This book represents contributions from a wide spectrum of the social sciences, all seeking to show how our information can assist other disciplines concerned with understanding changes taking place in the natural and social environments of communities and regions.

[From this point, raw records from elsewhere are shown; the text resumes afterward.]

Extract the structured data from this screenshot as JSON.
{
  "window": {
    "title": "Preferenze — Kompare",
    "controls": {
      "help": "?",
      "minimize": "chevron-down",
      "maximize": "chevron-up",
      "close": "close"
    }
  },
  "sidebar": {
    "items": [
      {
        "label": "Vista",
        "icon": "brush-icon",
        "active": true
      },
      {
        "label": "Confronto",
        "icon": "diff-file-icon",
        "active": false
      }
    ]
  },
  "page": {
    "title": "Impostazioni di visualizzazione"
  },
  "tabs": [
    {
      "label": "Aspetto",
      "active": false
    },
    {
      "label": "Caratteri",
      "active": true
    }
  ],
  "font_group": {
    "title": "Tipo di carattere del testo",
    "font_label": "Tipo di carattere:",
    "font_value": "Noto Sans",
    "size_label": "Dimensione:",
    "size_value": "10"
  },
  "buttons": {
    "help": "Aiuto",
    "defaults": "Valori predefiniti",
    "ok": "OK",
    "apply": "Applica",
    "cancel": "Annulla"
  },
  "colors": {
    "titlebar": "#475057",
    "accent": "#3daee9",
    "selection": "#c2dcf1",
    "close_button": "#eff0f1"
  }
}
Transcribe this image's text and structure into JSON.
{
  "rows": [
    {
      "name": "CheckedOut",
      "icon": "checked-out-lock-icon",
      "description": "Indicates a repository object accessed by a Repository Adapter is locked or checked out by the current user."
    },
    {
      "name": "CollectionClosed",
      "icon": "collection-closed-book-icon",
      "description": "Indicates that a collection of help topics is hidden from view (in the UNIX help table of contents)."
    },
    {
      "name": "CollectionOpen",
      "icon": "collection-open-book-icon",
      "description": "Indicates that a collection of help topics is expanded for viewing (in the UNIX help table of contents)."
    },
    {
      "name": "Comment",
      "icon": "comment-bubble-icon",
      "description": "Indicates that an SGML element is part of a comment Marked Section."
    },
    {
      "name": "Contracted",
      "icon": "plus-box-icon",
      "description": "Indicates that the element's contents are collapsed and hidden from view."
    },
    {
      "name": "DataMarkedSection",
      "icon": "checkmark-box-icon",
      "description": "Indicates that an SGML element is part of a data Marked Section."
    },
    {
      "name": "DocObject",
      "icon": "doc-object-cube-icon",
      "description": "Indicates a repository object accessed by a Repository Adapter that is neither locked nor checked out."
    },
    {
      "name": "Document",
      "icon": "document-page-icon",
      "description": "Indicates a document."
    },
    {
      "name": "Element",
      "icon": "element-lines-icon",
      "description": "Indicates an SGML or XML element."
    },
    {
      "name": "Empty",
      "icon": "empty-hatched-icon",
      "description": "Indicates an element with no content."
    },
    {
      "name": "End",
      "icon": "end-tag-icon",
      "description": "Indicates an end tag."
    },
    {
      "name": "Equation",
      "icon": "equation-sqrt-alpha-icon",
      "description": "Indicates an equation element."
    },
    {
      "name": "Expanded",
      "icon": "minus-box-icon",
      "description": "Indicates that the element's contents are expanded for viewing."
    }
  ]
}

1. Introduction Part 1: From Theory to Practice in Environmental Planning 2. Obstacles and Strategies in Environmental Review Planning 3. Social Impact Assessment: Conceptual Frameworks and Their Implications for Planners 4. Professional Hegemony and Analytic Possibility: The Interaction of Engineers and Anthropologists in Project Development 5. Anthropologists in the Administrative Process Part 2: Local-Level Contributions to the Planning Process 6. The Neighborhood as a Cognitive Unit: Some Considerations for Urban Planners 7. Making the Test More Responsive: An Anthropologist in a Housing Allowance Program 8. Payoffs and Tradeoffs: Decision-Making in Environmental Planning 9. Community Resistance to Environmental Change Projects 10. Folklife Research in Environmental Planning Part 3: Socioeconomic Development and Planning Needs 11. Research and Development Anthropology in a Kaibab Paiute Indian Community 12. A Cognitive Ethnographic Approach to Social Impact Assessment in a Navajo Community 13. Socioeconomic Analysis of Alaska's Reindeer Industry: Interdisciplinary Approaches to Environmental Planning 14. Territorial Difficulties in Urban Planning 15. From Kabul to Cobleskill: Anthropological Inputs to the Knowledge of Policy Processes Part 4: Socioenvironmental Planning and Mitigation Procedures 16. A Decade of NEPA: Federal Agency Responses to the National Environmental Policy Act 17. Sensitivity Analysis: An Aid to Environmental Planners 18. Coping with Relocation: Reservoir Development and Mutual Career Contingencies 19. Social Impact Assessment May Be Your Best Friend 20. Final Comments